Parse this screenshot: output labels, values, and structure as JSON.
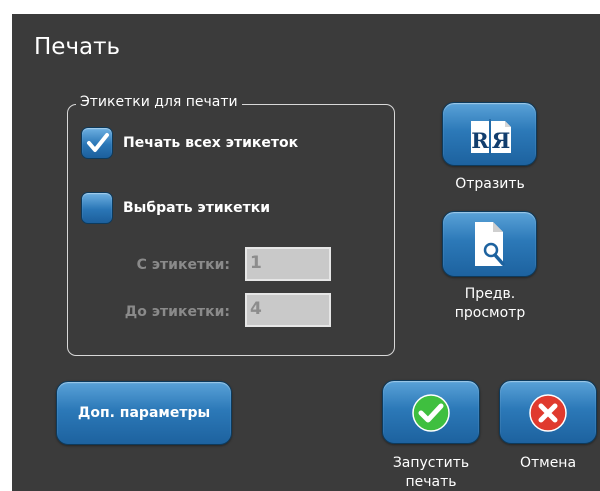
{
  "dialog": {
    "title": "Печать"
  },
  "labels_group": {
    "legend": "Этикетки для печати",
    "print_all": {
      "label": "Печать всех этикеток",
      "checked": true
    },
    "select_labels": {
      "label": "Выбрать этикетки",
      "checked": false
    },
    "from_label": "С этикетки:",
    "from_value": "1",
    "to_label": "До этикетки:",
    "to_value": "4"
  },
  "buttons": {
    "mirror": {
      "label": "Отразить"
    },
    "preview": {
      "label_line1": "Предв.",
      "label_line2": "просмотр"
    },
    "more_options": {
      "label": "Доп. параметры"
    },
    "start_print": {
      "label_line1": "Запустить",
      "label_line2": "печать"
    },
    "cancel": {
      "label": "Отмена"
    }
  },
  "colors": {
    "background": "#3b3b3b",
    "button": "#2c79b8",
    "confirm": "#3fbf3f",
    "cancel": "#e03a2e"
  },
  "icons": {
    "mirror": "mirror-RR-icon",
    "preview": "document-magnifier-icon",
    "start": "check-icon",
    "cancel": "x-icon"
  }
}
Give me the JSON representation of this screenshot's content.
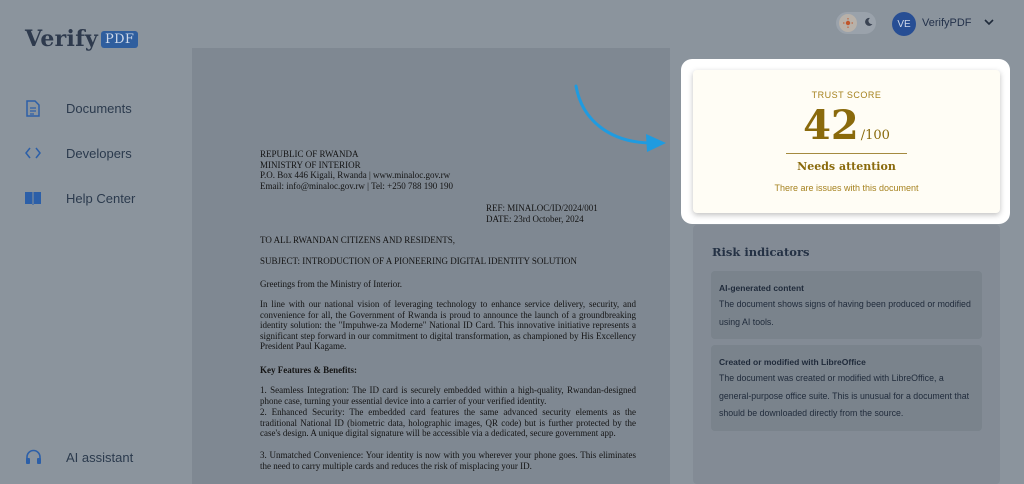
{
  "brand": {
    "name": "Verify",
    "badge": "PDF"
  },
  "sidebar": {
    "items": [
      {
        "label": "Documents",
        "icon": "document-icon"
      },
      {
        "label": "Developers",
        "icon": "code-icon"
      },
      {
        "label": "Help Center",
        "icon": "book-icon"
      }
    ],
    "assistant": {
      "label": "AI assistant",
      "icon": "headset-icon"
    }
  },
  "header": {
    "avatar_initials": "VE",
    "user_name": "VerifyPDF"
  },
  "document": {
    "header_lines": [
      "REPUBLIC OF RWANDA",
      "MINISTRY OF INTERIOR",
      "P.O. Box 446 Kigali, Rwanda | www.minaloc.gov.rw",
      "Email: info@minaloc.gov.rw | Tel: +250 788 190 190"
    ],
    "ref": "REF: MINALOC/ID/2024/001",
    "date": "DATE: 23rd October, 2024",
    "addressee": "TO ALL RWANDAN CITIZENS AND RESIDENTS,",
    "subject": "SUBJECT: INTRODUCTION OF A PIONEERING DIGITAL IDENTITY SOLUTION",
    "greeting": "Greetings from the Ministry of Interior.",
    "intro": "In line with our national vision of leveraging technology to enhance service delivery, security, and convenience for all, the Government of Rwanda is proud to announce the launch of a groundbreaking identity solution: the \"Impuhwe-za Moderne\" National ID Card. This innovative initiative represents a significant step forward in our commitment to digital transformation, as championed by His Excellency President Paul Kagame.",
    "features_heading": "Key Features & Benefits:",
    "features": [
      "1.   Seamless Integration: The ID card is securely embedded within a high-quality, Rwandan-designed phone case, turning your essential device into a carrier of your verified identity.",
      "2.   Enhanced Security: The embedded card features the same advanced security elements as the traditional National ID (biometric data, holographic images, QR code) but is further protected by the case's design. A unique digital signature will be accessible via a dedicated, secure government app.",
      "3.   Unmatched Convenience: Your identity is now with you wherever your phone goes. This eliminates the need to carry multiple cards and reduces the risk of misplacing your ID."
    ]
  },
  "trust": {
    "label": "TRUST SCORE",
    "score": "42",
    "max": "/100",
    "status": "Needs attention",
    "subtext": "There are issues with this document"
  },
  "risk": {
    "title": "Risk indicators",
    "items": [
      {
        "title": "AI-generated content",
        "description": "The document shows signs of having been produced or modified using AI tools."
      },
      {
        "title": "Created or modified with LibreOffice",
        "description": "The document was created or modified with LibreOffice, a general-purpose office suite. This is unusual for a document that should be downloaded directly from the source."
      }
    ]
  },
  "colors": {
    "accent_gold": "#8a6a0c",
    "arrow_blue": "#1f9be0",
    "brand_blue": "#2f5e9e"
  }
}
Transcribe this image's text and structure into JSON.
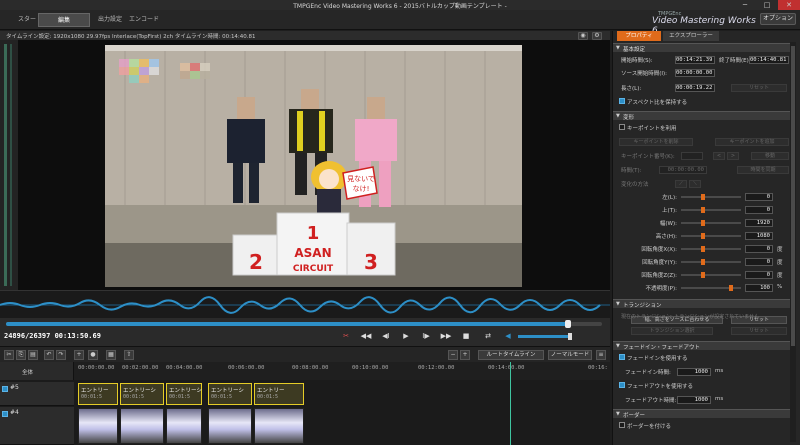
{
  "window": {
    "title": "TMPGEnc Video Mastering Works 6 - 2015バトルカップ動画テンプレート -",
    "min": "─",
    "max": "□",
    "close": "✕"
  },
  "nav": {
    "tabs": [
      "スタート",
      "編集",
      "出力設定",
      "エンコード"
    ],
    "active_index": 1,
    "brand_small": "TMPGEnc",
    "brand": "Video Mastering Works 6",
    "options_label": "オプション"
  },
  "preview": {
    "info": "タイムライン設定:  1920x1080 29.97fps Interlace(TopFirst) 2ch   タイムライン時間: 00:14:40.81",
    "podium_nums": [
      "2",
      "1",
      "3"
    ],
    "podium_text1": "ASAN",
    "podium_text2": "CIRCUIT",
    "sign_text": "見ないで\nなけ!"
  },
  "transport": {
    "frame": "24896/26397",
    "time": "00:13:50.69",
    "progress": 0.943,
    "volume": 0.9,
    "buttons": [
      "✂",
      "◀◀",
      "◀I",
      "▶",
      "I▶",
      "▶▶",
      "■",
      "⇄",
      "◀"
    ]
  },
  "timeline": {
    "mode_dropdown": "ルートタイムライン",
    "view_dropdown": "ノーマルモード",
    "ruler_label": "全体",
    "ticks": [
      "00:00:00.00",
      "00:02:00.00",
      "00:04:00.00",
      "00:06:00.00",
      "00:08:00.00",
      "00:10:00.00",
      "00:12:00.00",
      "00:14:00.00",
      "00:16:"
    ],
    "tracks": [
      "#5",
      "#4"
    ],
    "clips": [
      {
        "label": "エントリー",
        "tc": "00:01:5"
      },
      {
        "label": "エントリーシ",
        "tc": "00:01:5"
      },
      {
        "label": "エントリーシ",
        "tc": "00:01:5"
      },
      {
        "label": "エントリーシ",
        "tc": "00:01:5"
      },
      {
        "label": "エントリー",
        "tc": "00:01:5"
      }
    ]
  },
  "panel": {
    "tabs": [
      "プロパティ",
      "エクスプローラー"
    ],
    "basic": {
      "header": "基本設定",
      "start_label": "開始時間(S):",
      "start_value": "00:14:21.39",
      "end_label": "終了時間(E):",
      "end_value": "00:14:40.81",
      "src_start_label": "ソース開始時間(I):",
      "src_start_value": "00:00:00.00",
      "length_label": "長さ(L):",
      "length_value": "00:00:19.22",
      "reset": "リセット",
      "aspect_label": "アスペクト比を保持する"
    },
    "transform": {
      "header": "変形",
      "keypoint_label": "キーポイントを利用",
      "kp_delete": "キーポイントを削除",
      "kp_add": "キーポイントを追加",
      "kp_num_label": "キーポイント番号(K):",
      "kp_prev": "<",
      "kp_next": ">",
      "kp_move": "移動",
      "time_label": "時間(T):",
      "time_value": "00:00:00.00",
      "time_sync": "時間を同期",
      "method_label": "変化の方法",
      "rows": [
        {
          "label": "左(L):",
          "value": "0",
          "unit": ""
        },
        {
          "label": "上(T):",
          "value": "0",
          "unit": ""
        },
        {
          "label": "幅(W):",
          "value": "1920",
          "unit": ""
        },
        {
          "label": "高さ(H):",
          "value": "1080",
          "unit": ""
        },
        {
          "label": "回転角度X(X):",
          "value": "0",
          "unit": "度"
        },
        {
          "label": "回転角度Y(Y):",
          "value": "0",
          "unit": "度"
        },
        {
          "label": "回転角度Z(Z):",
          "value": "0",
          "unit": "度"
        },
        {
          "label": "不透明度(P):",
          "value": "100",
          "unit": "%"
        }
      ],
      "fit_source": "幅、高さをソースに合わせる",
      "reset": "リセット"
    },
    "transition": {
      "header": "トランジション",
      "desc": "現在のトランジション: トランジションが設定されていません",
      "select": "トランジション選択",
      "reset": "リセット"
    },
    "fade": {
      "header": "フェードイン・フェードアウト",
      "fadein_label": "フェードインを使用する",
      "fadein_time_label": "フェードイン時間:",
      "fadein_value": "1000",
      "fadeout_label": "フェードアウトを使用する",
      "fadeout_time_label": "フェードアウト時間:",
      "fadeout_value": "1000",
      "unit": "ms"
    },
    "border": {
      "header": "ボーダー",
      "label": "ボーダーを付ける"
    }
  }
}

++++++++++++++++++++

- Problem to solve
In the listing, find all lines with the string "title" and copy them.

- Exercise result
    "title": "Печать"
    "title": "Risk indicators",
        "title": "AI-generated content",
        "title": "Created or modified with LibreOffice",
    "title": "TMPGEnc Video Mastering Works 6 - 2015バトルカップ動画テンプレート -",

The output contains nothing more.